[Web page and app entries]

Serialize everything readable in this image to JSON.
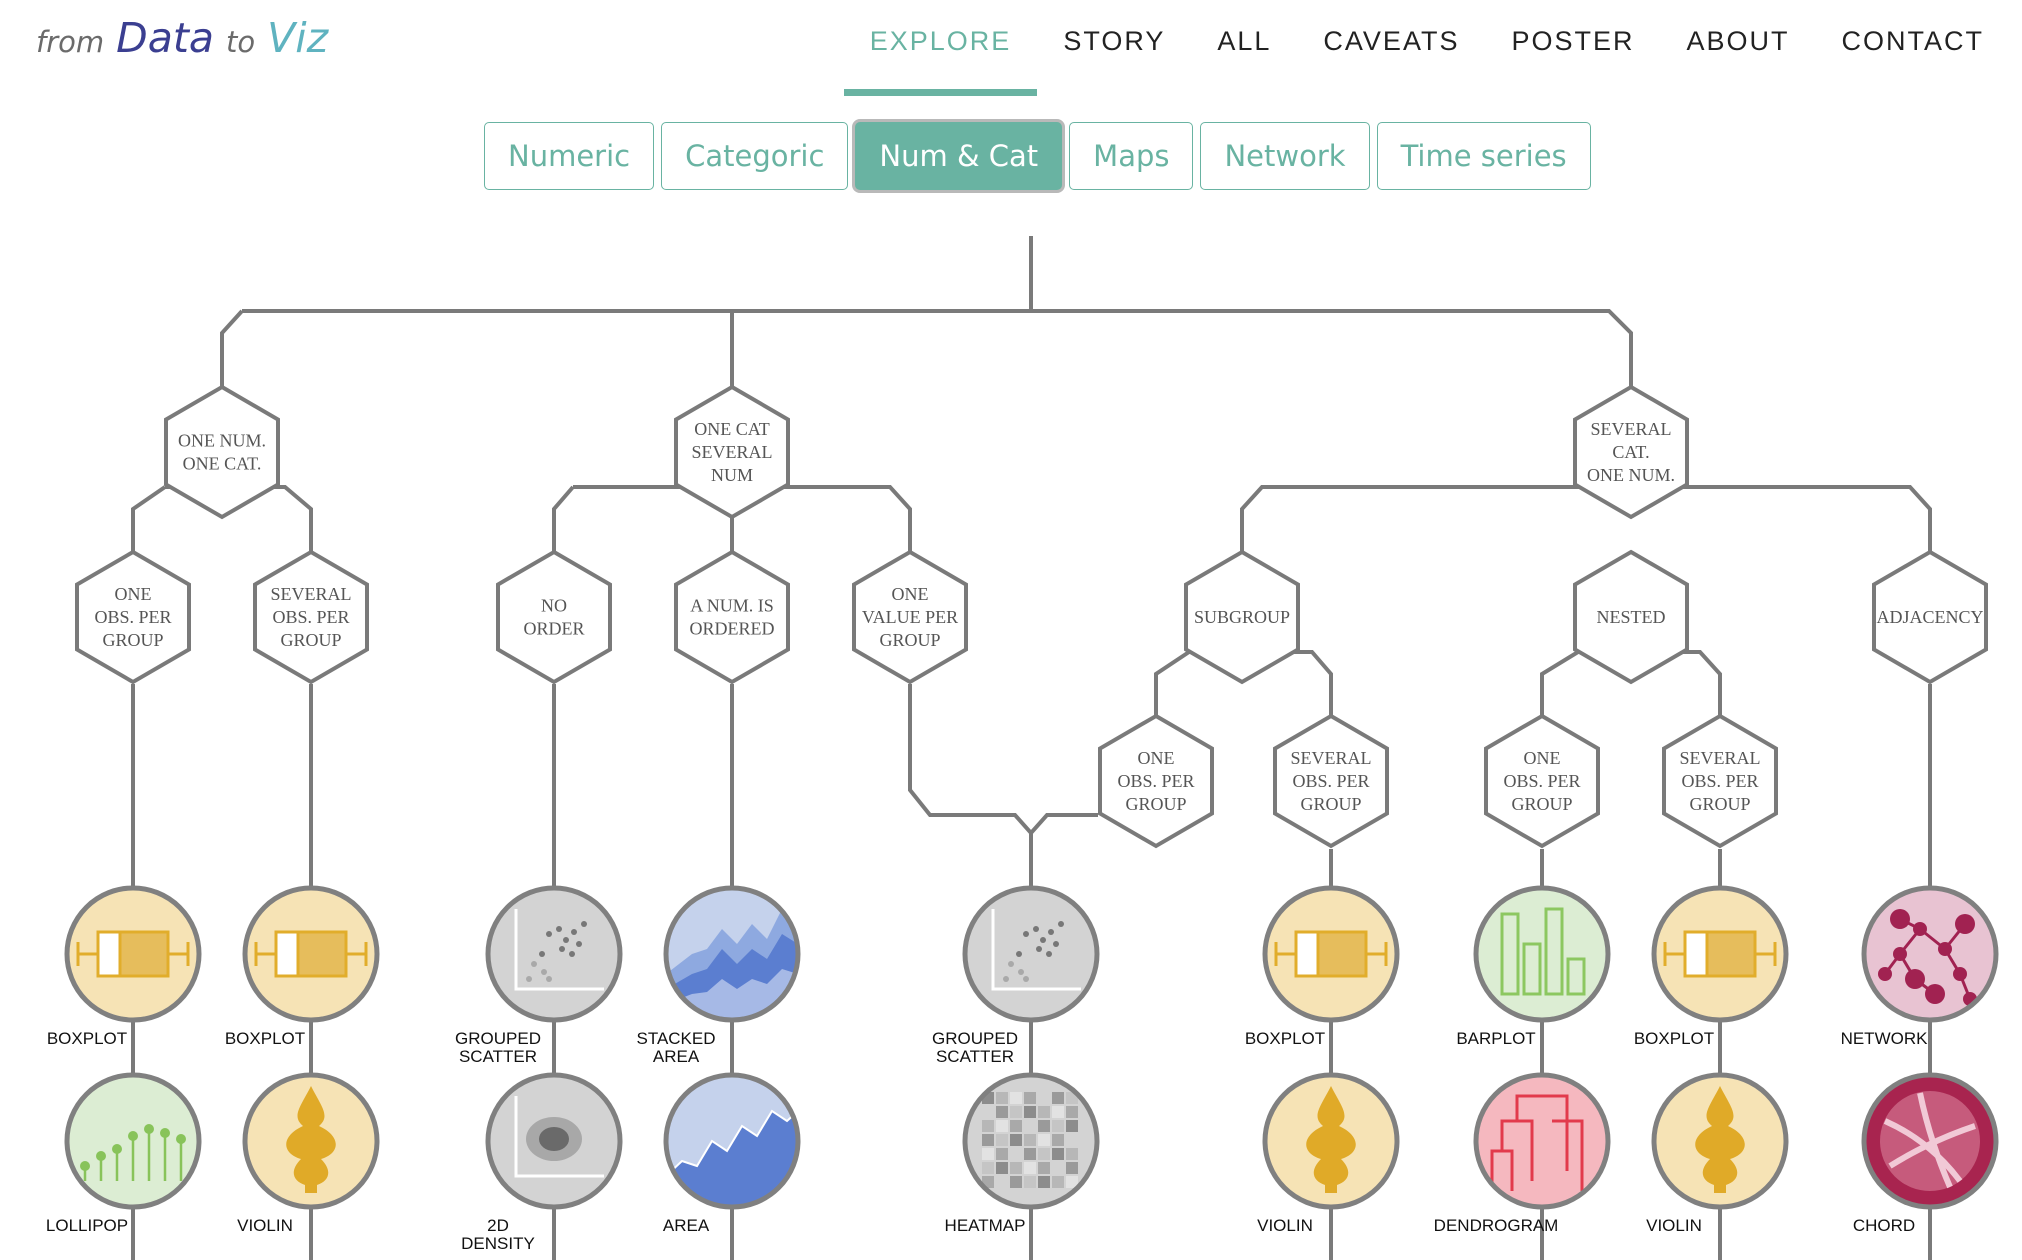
{
  "logo": {
    "from": "from",
    "data": "Data",
    "to": "to",
    "viz": "Viz"
  },
  "nav": [
    "EXPLORE",
    "STORY",
    "ALL",
    "CAVEATS",
    "POSTER",
    "ABOUT",
    "CONTACT"
  ],
  "tabs": [
    "Numeric",
    "Categoric",
    "Num & Cat",
    "Maps",
    "Network",
    "Time series"
  ],
  "active_tab": "Num & Cat",
  "colors": {
    "accent": "#69b3a2",
    "line": "#7a7a7a",
    "yellow": "#f6e3b5",
    "grey": "#d3d3d3",
    "blue": "#c5d2ec",
    "green": "#dcedd3",
    "pink": "#e8c3d2"
  },
  "hexagons": {
    "h1": [
      "ONE NUM.",
      "ONE CAT."
    ],
    "h2": [
      "ONE CAT",
      "SEVERAL",
      "NUM"
    ],
    "h3": [
      "SEVERAL",
      "CAT.",
      "ONE NUM."
    ],
    "h4": [
      "ONE",
      "OBS. PER",
      "GROUP"
    ],
    "h5": [
      "SEVERAL",
      "OBS. PER",
      "GROUP"
    ],
    "h6": [
      "NO",
      "ORDER"
    ],
    "h7": [
      "A NUM. IS",
      "ORDERED"
    ],
    "h8": [
      "ONE",
      "VALUE PER",
      "GROUP"
    ],
    "h9": [
      "SUBGROUP"
    ],
    "h10": [
      "NESTED"
    ],
    "h11": [
      "ADJACENCY"
    ],
    "h12": [
      "ONE",
      "OBS. PER",
      "GROUP"
    ],
    "h13": [
      "SEVERAL",
      "OBS. PER",
      "GROUP"
    ],
    "h14": [
      "ONE",
      "OBS. PER",
      "GROUP"
    ],
    "h15": [
      "SEVERAL",
      "OBS. PER",
      "GROUP"
    ]
  },
  "leaves": {
    "r1": [
      "BOXPLOT",
      "BOXPLOT",
      "GROUPED|SCATTER",
      "STACKED|AREA",
      "GROUPED|SCATTER",
      "BOXPLOT",
      "BARPLOT",
      "BOXPLOT",
      "NETWORK"
    ],
    "r2": [
      "LOLLIPOP",
      "VIOLIN",
      "2D|DENSITY",
      "AREA",
      "HEATMAP",
      "VIOLIN",
      "DENDROGRAM",
      "VIOLIN",
      "CHORD"
    ]
  }
}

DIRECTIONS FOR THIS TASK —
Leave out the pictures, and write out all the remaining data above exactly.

SOLUTION TO THIS TASK —
Serialize everything readable in this image to JSON.
{
  "logo": {
    "from": "from",
    "data": "Data",
    "to": "to",
    "viz": "Viz"
  },
  "nav": [
    "EXPLORE",
    "STORY",
    "ALL",
    "CAVEATS",
    "POSTER",
    "ABOUT",
    "CONTACT"
  ],
  "tabs": [
    "Numeric",
    "Categoric",
    "Num & Cat",
    "Maps",
    "Network",
    "Time series"
  ],
  "active_tab": "Num & Cat",
  "colors": {
    "accent": "#69b3a2",
    "line": "#7a7a7a",
    "yellow": "#f6e3b5",
    "grey": "#d3d3d3",
    "blue": "#c5d2ec",
    "green": "#dcedd3",
    "pink": "#e8c3d2"
  },
  "hexagons": {
    "h1": [
      "ONE NUM.",
      "ONE CAT."
    ],
    "h2": [
      "ONE CAT",
      "SEVERAL",
      "NUM"
    ],
    "h3": [
      "SEVERAL",
      "CAT.",
      "ONE NUM."
    ],
    "h4": [
      "ONE",
      "OBS. PER",
      "GROUP"
    ],
    "h5": [
      "SEVERAL",
      "OBS. PER",
      "GROUP"
    ],
    "h6": [
      "NO",
      "ORDER"
    ],
    "h7": [
      "A NUM. IS",
      "ORDERED"
    ],
    "h8": [
      "ONE",
      "VALUE PER",
      "GROUP"
    ],
    "h9": [
      "SUBGROUP"
    ],
    "h10": [
      "NESTED"
    ],
    "h11": [
      "ADJACENCY"
    ],
    "h12": [
      "ONE",
      "OBS. PER",
      "GROUP"
    ],
    "h13": [
      "SEVERAL",
      "OBS. PER",
      "GROUP"
    ],
    "h14": [
      "ONE",
      "OBS. PER",
      "GROUP"
    ],
    "h15": [
      "SEVERAL",
      "OBS. PER",
      "GROUP"
    ]
  },
  "leaves": {
    "r1": [
      "BOXPLOT",
      "BOXPLOT",
      "GROUPED|SCATTER",
      "STACKED|AREA",
      "GROUPED|SCATTER",
      "BOXPLOT",
      "BARPLOT",
      "BOXPLOT",
      "NETWORK"
    ],
    "r2": [
      "LOLLIPOP",
      "VIOLIN",
      "2D|DENSITY",
      "AREA",
      "HEATMAP",
      "VIOLIN",
      "DENDROGRAM",
      "VIOLIN",
      "CHORD"
    ]
  }
}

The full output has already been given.